**Action item:**
This exercise calls for every line of the data below with the string "spoofing" in it.

**Input:**
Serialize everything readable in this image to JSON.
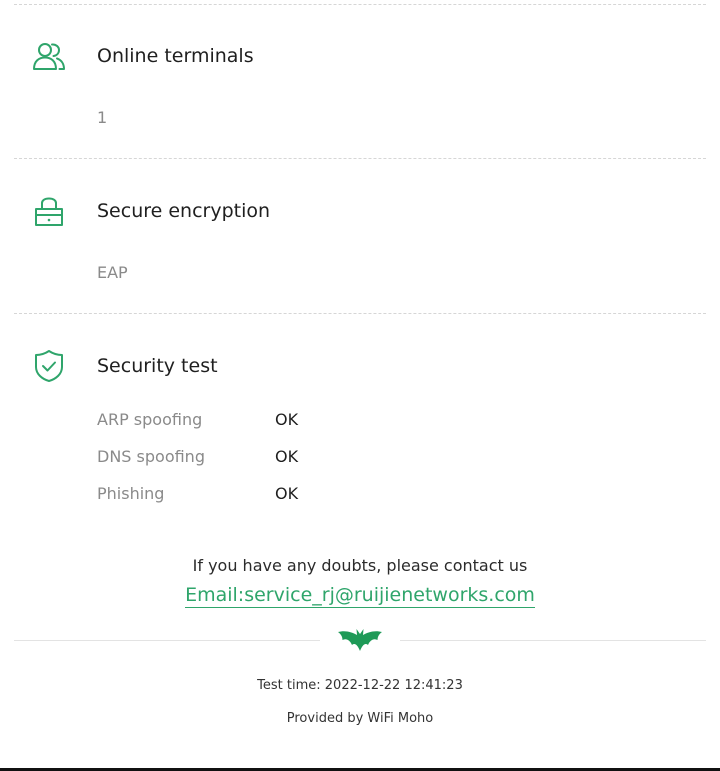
{
  "sections": [
    {
      "icon": "users-icon",
      "title": "Online terminals",
      "value": "1"
    },
    {
      "icon": "lock-icon",
      "title": "Secure encryption",
      "value": "EAP"
    },
    {
      "icon": "shield-check-icon",
      "title": "Security test"
    }
  ],
  "security_tests": [
    {
      "name": "ARP spoofing",
      "result": "OK"
    },
    {
      "name": "DNS spoofing",
      "result": "OK"
    },
    {
      "name": "Phishing",
      "result": "OK"
    }
  ],
  "contact": {
    "label": "If you have any doubts, please contact us",
    "email": "Email:service_rj@ruijienetworks.com"
  },
  "footer": {
    "logo_icon": "bat-logo-icon",
    "test_time": "Test time: 2022-12-22 12:41:23",
    "provided_by": "Provided by WiFi Moho"
  },
  "colors": {
    "accent": "#2fa56b",
    "muted_text": "#8a8a8a",
    "divider": "#d6d6d6"
  }
}
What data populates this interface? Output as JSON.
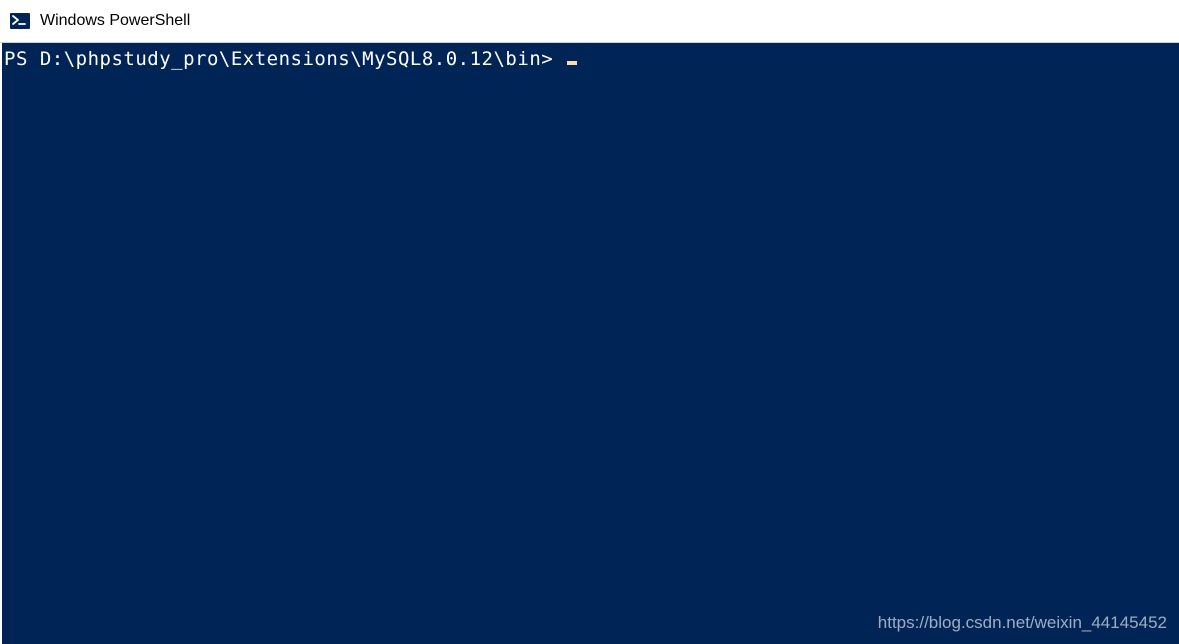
{
  "window": {
    "title": "Windows PowerShell"
  },
  "terminal": {
    "prompt": "PS D:\\phpstudy_pro\\Extensions\\MySQL8.0.12\\bin>",
    "background": "#012456",
    "foreground": "#ffffff"
  },
  "watermark": {
    "text": "https://blog.csdn.net/weixin_44145452"
  }
}
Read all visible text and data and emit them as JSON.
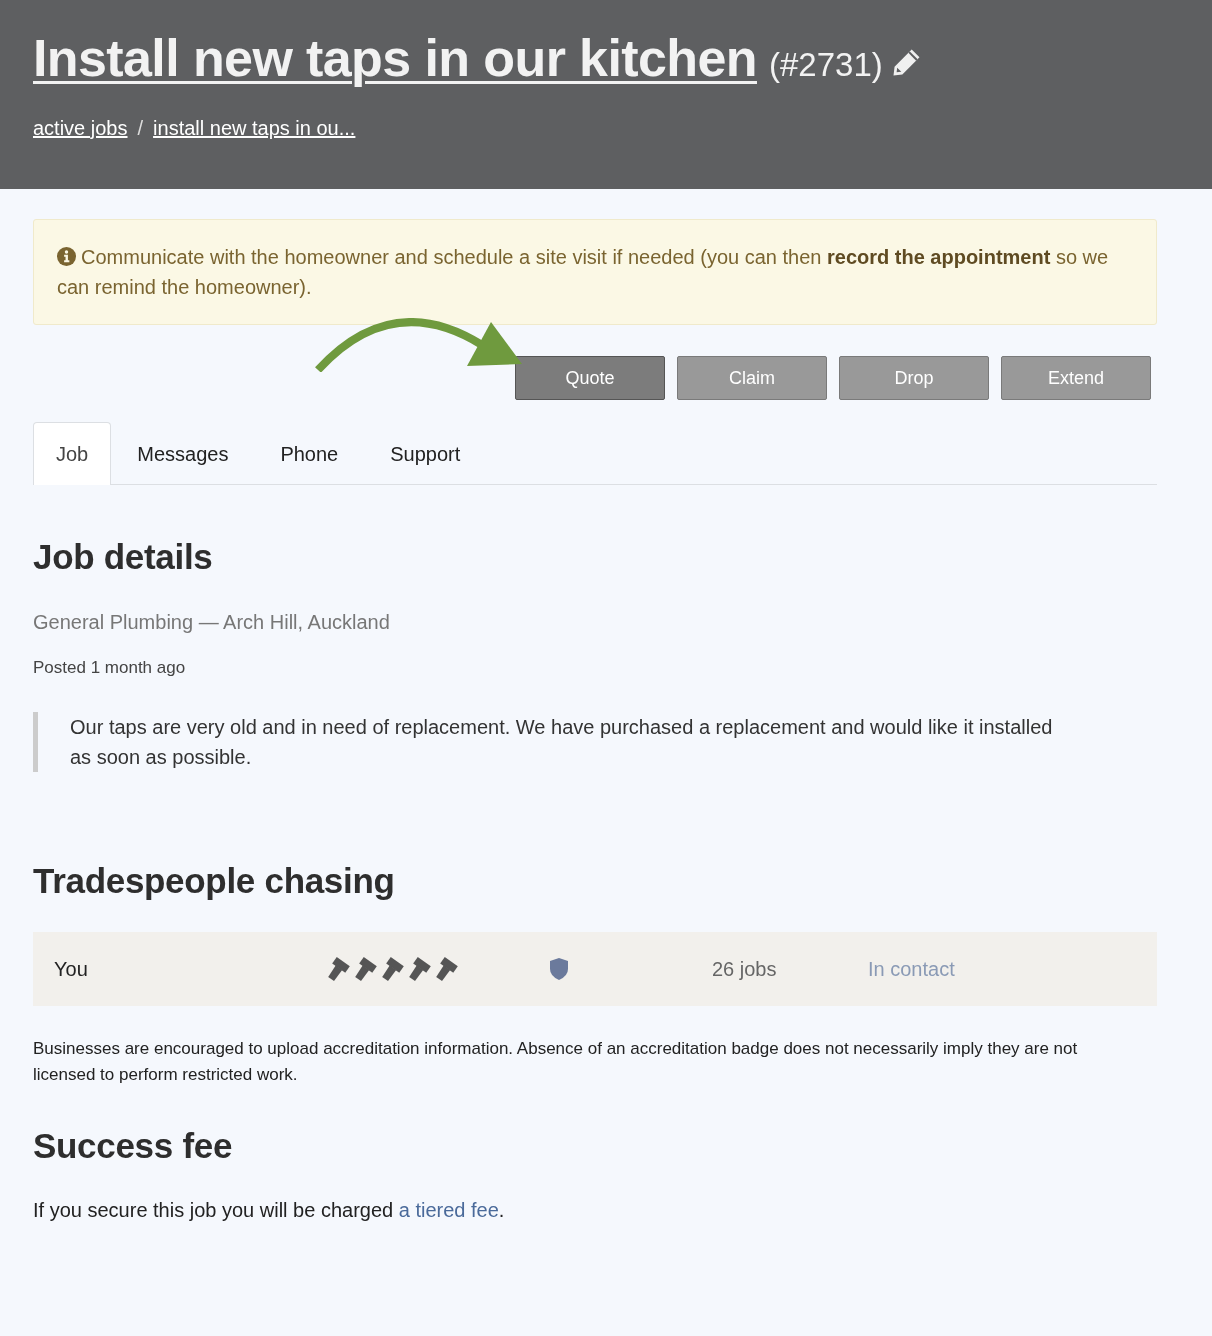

**Exercise output:**
      "name": "ARP spoofing",
      "name": "DNS spoofing",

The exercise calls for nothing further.